SSH uses public-key cryptography to authenticate the remote computer and allow it to authenticate the user, if necessary.
There are several ways to use SSH; one is to use automatically generated public-private key pairs to simply encrypt a network connection, and then use password authentication to log on.
SSH is typically used to log in to a remote machine and execute commands, but it also supports tunneling, forwarding TCP ports and X11 connections; it can transfer files using the associated SSH file transfer (SFTP) or secure copy (SCP) protocols.
SSH uses the client-server model. The standard TCP port 22 has been assigned for contacting SSH servers.
An SSH client program is typically used for establishing connections to an SSH daemon accepting remote connections.
Both are commonly present on most modern operating systems, including Mac OS X, most distributions of Linux, OpenBSD, FreeBSD, NetBSD, Solaris and OpenVMS.
Notably, Windows is one of the few modern desktop/server OSs that does not include SSH by default.
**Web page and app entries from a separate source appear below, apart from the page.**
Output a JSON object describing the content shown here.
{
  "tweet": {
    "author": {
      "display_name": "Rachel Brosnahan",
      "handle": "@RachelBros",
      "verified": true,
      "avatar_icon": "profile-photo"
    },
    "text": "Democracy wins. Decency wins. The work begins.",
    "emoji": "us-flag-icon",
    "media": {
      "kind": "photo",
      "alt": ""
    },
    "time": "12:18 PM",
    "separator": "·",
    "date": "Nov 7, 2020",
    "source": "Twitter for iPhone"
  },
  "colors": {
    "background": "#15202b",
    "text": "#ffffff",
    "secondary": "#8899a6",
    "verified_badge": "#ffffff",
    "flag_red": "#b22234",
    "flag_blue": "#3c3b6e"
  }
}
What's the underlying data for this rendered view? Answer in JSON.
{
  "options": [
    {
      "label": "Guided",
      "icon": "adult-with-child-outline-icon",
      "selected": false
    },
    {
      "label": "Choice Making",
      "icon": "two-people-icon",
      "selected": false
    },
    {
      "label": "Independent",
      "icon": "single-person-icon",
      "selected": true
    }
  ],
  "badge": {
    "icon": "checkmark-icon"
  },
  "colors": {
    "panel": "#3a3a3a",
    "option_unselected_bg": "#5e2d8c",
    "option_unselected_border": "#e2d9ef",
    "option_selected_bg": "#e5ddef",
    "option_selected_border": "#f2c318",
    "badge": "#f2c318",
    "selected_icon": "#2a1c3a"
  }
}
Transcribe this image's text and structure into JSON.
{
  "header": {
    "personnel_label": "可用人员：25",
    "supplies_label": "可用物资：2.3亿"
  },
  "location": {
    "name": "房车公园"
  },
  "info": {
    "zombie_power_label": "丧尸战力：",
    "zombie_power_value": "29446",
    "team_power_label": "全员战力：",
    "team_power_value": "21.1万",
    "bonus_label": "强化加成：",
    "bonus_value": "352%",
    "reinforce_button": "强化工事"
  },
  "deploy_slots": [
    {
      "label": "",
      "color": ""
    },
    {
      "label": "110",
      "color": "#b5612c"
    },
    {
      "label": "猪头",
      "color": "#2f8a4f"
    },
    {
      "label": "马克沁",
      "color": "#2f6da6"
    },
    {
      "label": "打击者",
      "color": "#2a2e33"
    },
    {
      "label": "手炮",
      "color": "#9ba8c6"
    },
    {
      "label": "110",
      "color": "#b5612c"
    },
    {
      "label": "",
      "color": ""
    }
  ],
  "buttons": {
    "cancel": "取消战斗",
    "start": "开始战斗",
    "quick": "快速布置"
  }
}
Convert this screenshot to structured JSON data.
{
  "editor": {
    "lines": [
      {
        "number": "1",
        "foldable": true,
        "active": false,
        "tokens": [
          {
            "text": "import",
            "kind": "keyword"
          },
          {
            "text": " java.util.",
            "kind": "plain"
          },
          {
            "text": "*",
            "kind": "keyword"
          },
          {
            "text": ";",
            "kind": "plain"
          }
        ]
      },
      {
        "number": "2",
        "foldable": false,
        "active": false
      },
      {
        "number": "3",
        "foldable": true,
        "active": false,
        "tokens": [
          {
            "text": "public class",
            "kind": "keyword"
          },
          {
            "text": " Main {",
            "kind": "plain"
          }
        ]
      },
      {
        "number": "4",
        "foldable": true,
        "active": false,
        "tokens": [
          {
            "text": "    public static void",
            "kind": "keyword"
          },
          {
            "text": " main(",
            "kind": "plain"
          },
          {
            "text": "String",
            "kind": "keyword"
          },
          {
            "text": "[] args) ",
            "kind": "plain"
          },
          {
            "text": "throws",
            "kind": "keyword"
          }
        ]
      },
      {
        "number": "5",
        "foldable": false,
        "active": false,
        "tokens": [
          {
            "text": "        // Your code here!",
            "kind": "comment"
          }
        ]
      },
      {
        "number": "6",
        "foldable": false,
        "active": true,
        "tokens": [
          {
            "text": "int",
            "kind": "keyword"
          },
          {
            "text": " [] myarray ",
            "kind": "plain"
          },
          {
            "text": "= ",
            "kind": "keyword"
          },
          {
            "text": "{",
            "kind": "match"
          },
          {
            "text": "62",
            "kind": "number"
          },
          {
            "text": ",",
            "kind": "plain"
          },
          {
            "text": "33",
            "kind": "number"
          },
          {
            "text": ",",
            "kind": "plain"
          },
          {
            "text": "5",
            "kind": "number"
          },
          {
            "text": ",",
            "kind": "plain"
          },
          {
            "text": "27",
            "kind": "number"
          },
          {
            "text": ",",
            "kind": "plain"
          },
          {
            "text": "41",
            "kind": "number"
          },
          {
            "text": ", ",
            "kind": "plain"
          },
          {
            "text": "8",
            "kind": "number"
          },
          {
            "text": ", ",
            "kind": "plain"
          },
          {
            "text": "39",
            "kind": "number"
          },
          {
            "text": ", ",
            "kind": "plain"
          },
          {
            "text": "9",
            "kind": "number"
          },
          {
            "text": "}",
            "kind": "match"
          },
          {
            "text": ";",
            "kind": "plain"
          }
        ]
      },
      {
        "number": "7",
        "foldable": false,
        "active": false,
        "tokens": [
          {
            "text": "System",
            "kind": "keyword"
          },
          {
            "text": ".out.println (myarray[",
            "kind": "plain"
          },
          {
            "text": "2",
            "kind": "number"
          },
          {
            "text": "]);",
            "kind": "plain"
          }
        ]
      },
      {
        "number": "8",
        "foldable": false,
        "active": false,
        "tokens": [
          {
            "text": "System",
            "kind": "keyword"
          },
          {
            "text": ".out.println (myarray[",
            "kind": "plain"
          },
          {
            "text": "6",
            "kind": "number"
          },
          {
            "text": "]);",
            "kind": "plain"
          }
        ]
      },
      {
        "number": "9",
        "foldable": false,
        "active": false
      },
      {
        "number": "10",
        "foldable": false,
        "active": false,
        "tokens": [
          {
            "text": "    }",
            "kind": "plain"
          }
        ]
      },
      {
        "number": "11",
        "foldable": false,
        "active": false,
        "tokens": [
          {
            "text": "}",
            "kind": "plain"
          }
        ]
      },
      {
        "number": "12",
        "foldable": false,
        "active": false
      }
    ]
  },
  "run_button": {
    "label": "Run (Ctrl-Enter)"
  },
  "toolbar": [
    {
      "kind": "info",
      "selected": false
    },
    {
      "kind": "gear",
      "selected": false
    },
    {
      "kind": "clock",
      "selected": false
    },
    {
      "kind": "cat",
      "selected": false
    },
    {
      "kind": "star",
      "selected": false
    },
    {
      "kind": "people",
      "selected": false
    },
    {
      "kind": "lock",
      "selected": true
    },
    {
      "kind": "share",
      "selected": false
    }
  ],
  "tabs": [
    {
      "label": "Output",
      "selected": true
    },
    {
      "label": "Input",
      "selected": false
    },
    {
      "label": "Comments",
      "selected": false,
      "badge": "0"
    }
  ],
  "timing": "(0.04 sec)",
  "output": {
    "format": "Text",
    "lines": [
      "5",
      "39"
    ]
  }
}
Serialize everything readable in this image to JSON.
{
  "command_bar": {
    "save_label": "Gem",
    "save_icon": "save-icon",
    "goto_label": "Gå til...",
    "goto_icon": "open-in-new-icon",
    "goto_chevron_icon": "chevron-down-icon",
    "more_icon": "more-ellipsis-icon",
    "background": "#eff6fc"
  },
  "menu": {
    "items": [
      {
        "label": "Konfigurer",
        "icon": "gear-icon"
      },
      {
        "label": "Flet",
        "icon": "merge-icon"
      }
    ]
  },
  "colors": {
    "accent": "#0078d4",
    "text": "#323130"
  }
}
Proprietary, freeware and open source (e.g. PuTTY, and the version of OpenSSH which is part of Cygwin) versions of various levels of complexity and completeness exist.